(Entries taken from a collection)
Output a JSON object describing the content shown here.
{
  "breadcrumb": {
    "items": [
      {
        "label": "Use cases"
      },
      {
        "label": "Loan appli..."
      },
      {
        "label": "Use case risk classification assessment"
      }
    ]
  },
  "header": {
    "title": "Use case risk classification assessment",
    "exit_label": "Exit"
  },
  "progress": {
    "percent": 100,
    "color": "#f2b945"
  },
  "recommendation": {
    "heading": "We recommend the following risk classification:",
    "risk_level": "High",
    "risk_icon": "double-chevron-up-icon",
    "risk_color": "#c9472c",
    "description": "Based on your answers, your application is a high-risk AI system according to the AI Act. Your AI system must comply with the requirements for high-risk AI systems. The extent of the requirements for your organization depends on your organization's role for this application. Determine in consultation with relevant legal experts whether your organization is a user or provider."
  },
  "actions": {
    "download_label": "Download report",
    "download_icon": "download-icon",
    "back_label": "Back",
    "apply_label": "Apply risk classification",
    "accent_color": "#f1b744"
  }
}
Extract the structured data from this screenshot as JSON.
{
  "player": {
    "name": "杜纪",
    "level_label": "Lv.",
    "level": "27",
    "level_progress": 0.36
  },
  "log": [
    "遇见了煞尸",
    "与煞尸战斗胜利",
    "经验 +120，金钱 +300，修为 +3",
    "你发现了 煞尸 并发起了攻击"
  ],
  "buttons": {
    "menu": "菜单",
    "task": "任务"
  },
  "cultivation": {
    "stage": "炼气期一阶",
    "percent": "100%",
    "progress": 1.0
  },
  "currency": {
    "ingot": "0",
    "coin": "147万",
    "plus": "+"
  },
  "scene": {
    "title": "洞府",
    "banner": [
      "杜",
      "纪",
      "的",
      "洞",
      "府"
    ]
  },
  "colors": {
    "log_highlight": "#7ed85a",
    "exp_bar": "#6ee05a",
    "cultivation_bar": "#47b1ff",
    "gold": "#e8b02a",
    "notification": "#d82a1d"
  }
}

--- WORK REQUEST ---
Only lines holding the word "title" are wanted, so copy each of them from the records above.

--- RESULT BELOW ---
    "title": "Use case risk classification assessment",
    "title": "洞府",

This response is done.